• Your objective: Your answer should consist of every line in the records that holds "Polyester".

• Source records:
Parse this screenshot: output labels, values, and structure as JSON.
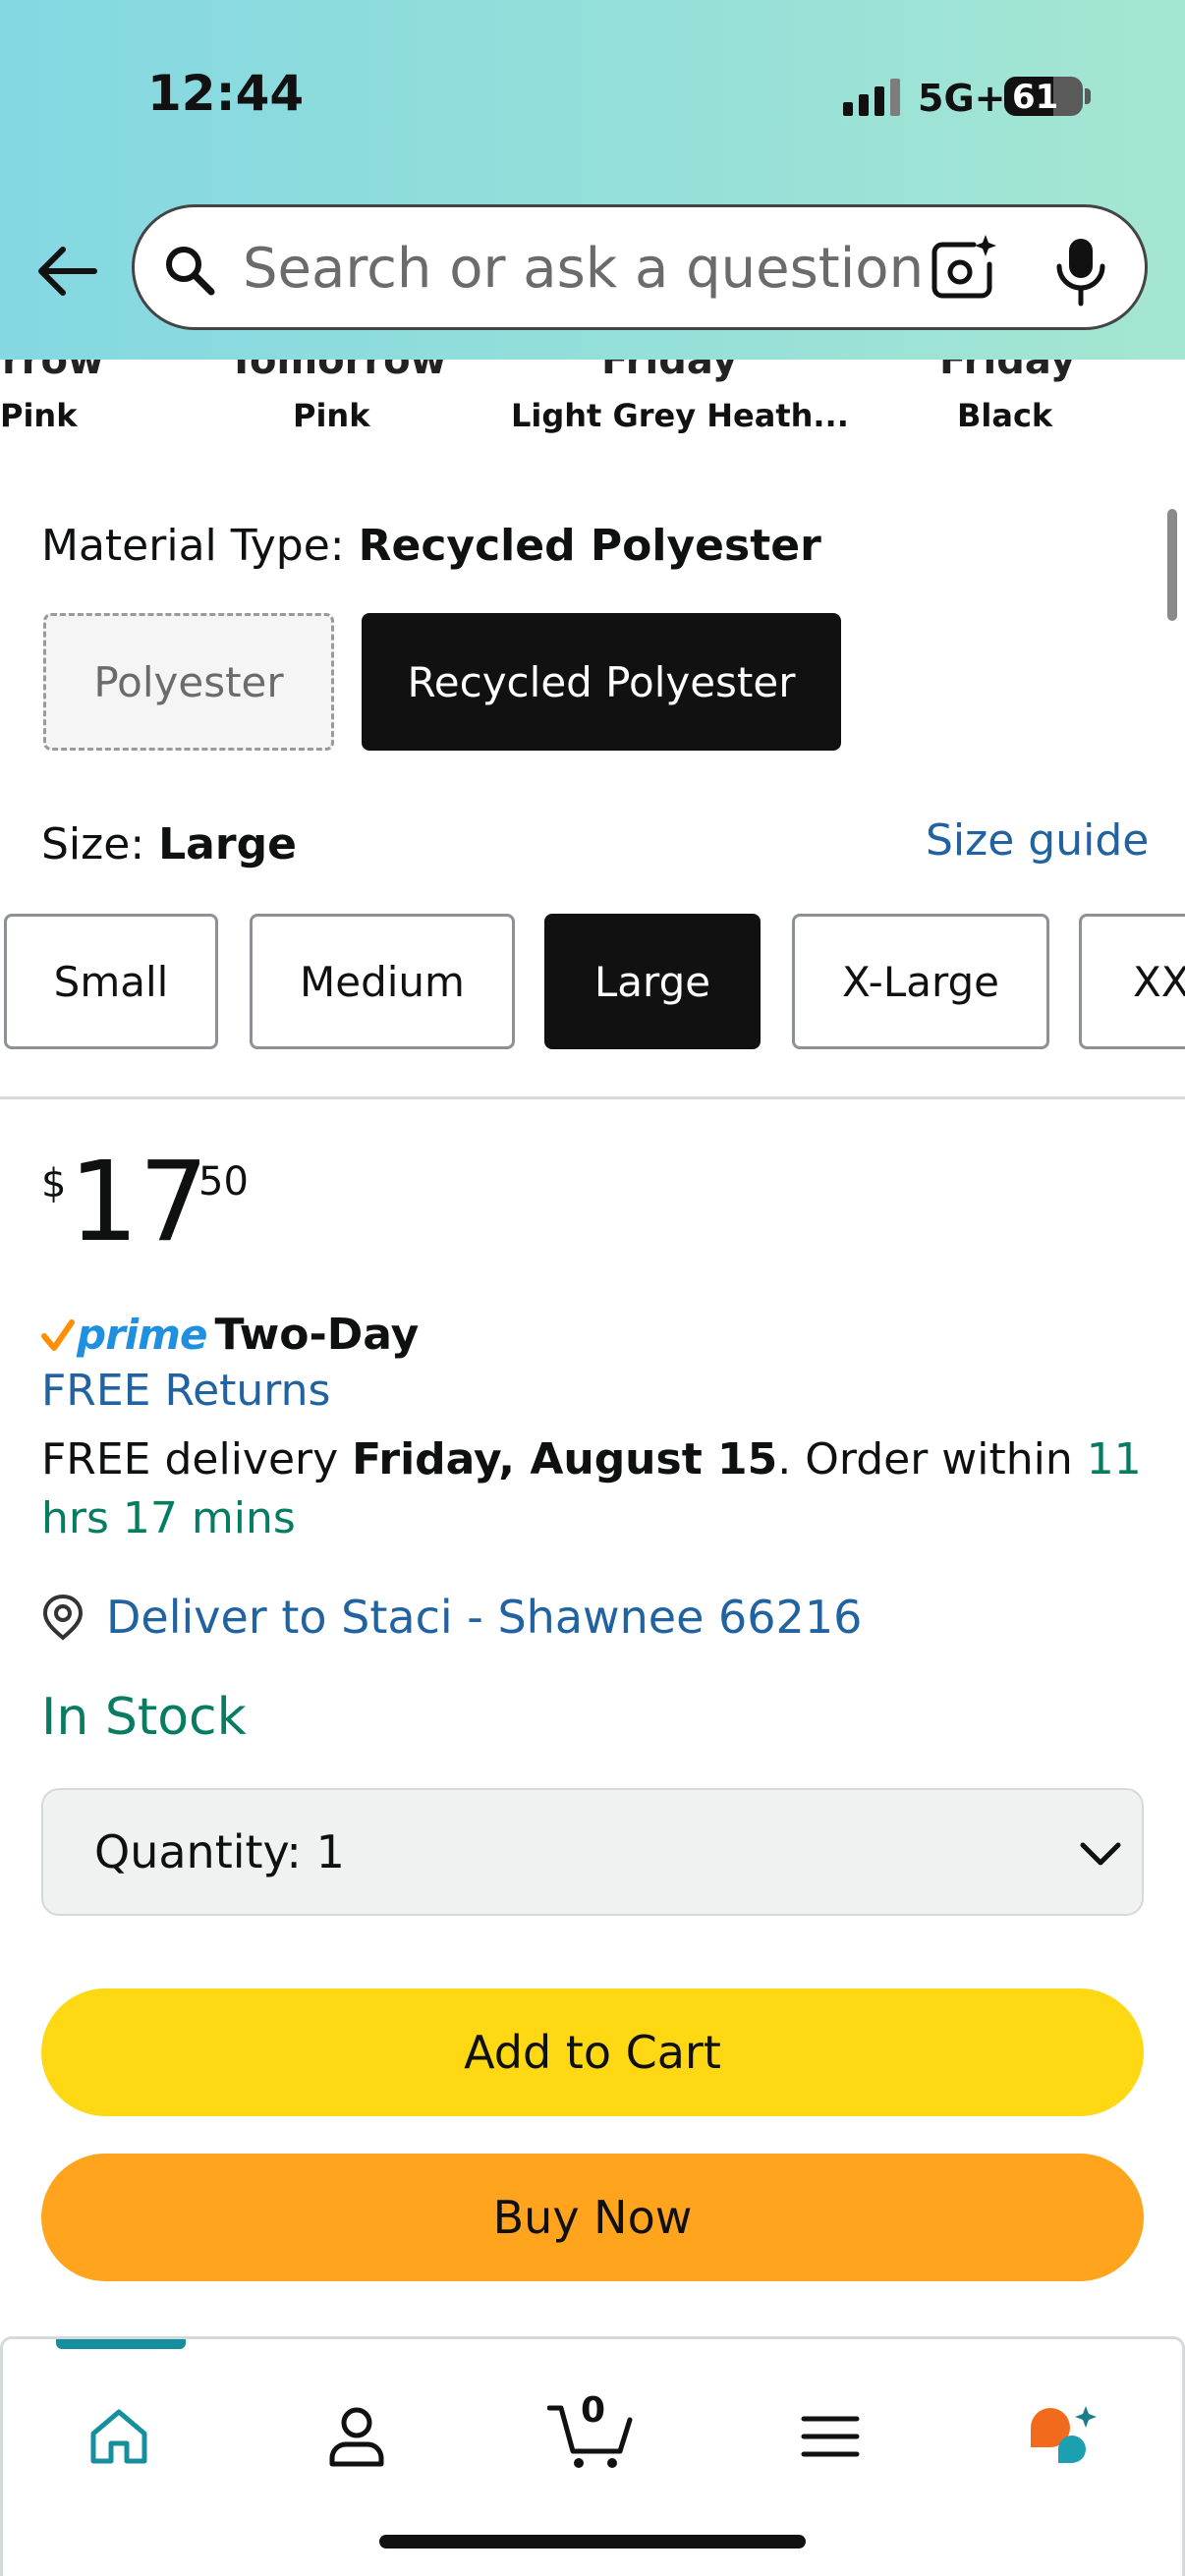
{
  "status_bar": {
    "time": "12:44",
    "network": "5G+",
    "battery": "61"
  },
  "header": {
    "search_placeholder": "Search or ask a question"
  },
  "colors_row": {
    "items": [
      {
        "top": "rrow",
        "name": "Pink"
      },
      {
        "top": "Tomorrow",
        "name": "Pink"
      },
      {
        "top": "Friday",
        "name": "Light Grey Heath..."
      },
      {
        "top": "Friday",
        "name": "Black"
      }
    ]
  },
  "material": {
    "label": "Material Type: ",
    "value": "Recycled Polyester",
    "options": [
      "Polyester",
      "Recycled Polyester"
    ]
  },
  "size": {
    "label": "Size: ",
    "value": "Large",
    "guide": "Size guide",
    "options": [
      "Small",
      "Medium",
      "Large",
      "X-Large",
      "XX"
    ]
  },
  "price": {
    "symbol": "$",
    "whole": "17",
    "fraction": "50"
  },
  "delivery": {
    "prime": "prime",
    "prime_speed": "Two-Day",
    "free_returns": "FREE Returns",
    "prefix": "FREE delivery ",
    "date": "Friday, August 15",
    "order_within": ". Order within ",
    "countdown": "11 hrs 17 mins",
    "deliver_to": "Deliver to Staci - Shawnee 66216"
  },
  "stock": "In Stock",
  "quantity": {
    "label": "Quantity:",
    "value": "1"
  },
  "buttons": {
    "add_to_cart": "Add to Cart",
    "buy_now": "Buy Now"
  },
  "nav": {
    "cart_count": "0"
  },
  "theme": {
    "accent_blue": "#2162a1",
    "green": "#067d62",
    "cart_yellow": "#ffd814",
    "buy_orange": "#ffa41c",
    "teal": "#158f9e"
  }
}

• Solution for this task:
    "value": "Recycled Polyester",
      "Polyester",
      "Recycled Polyester"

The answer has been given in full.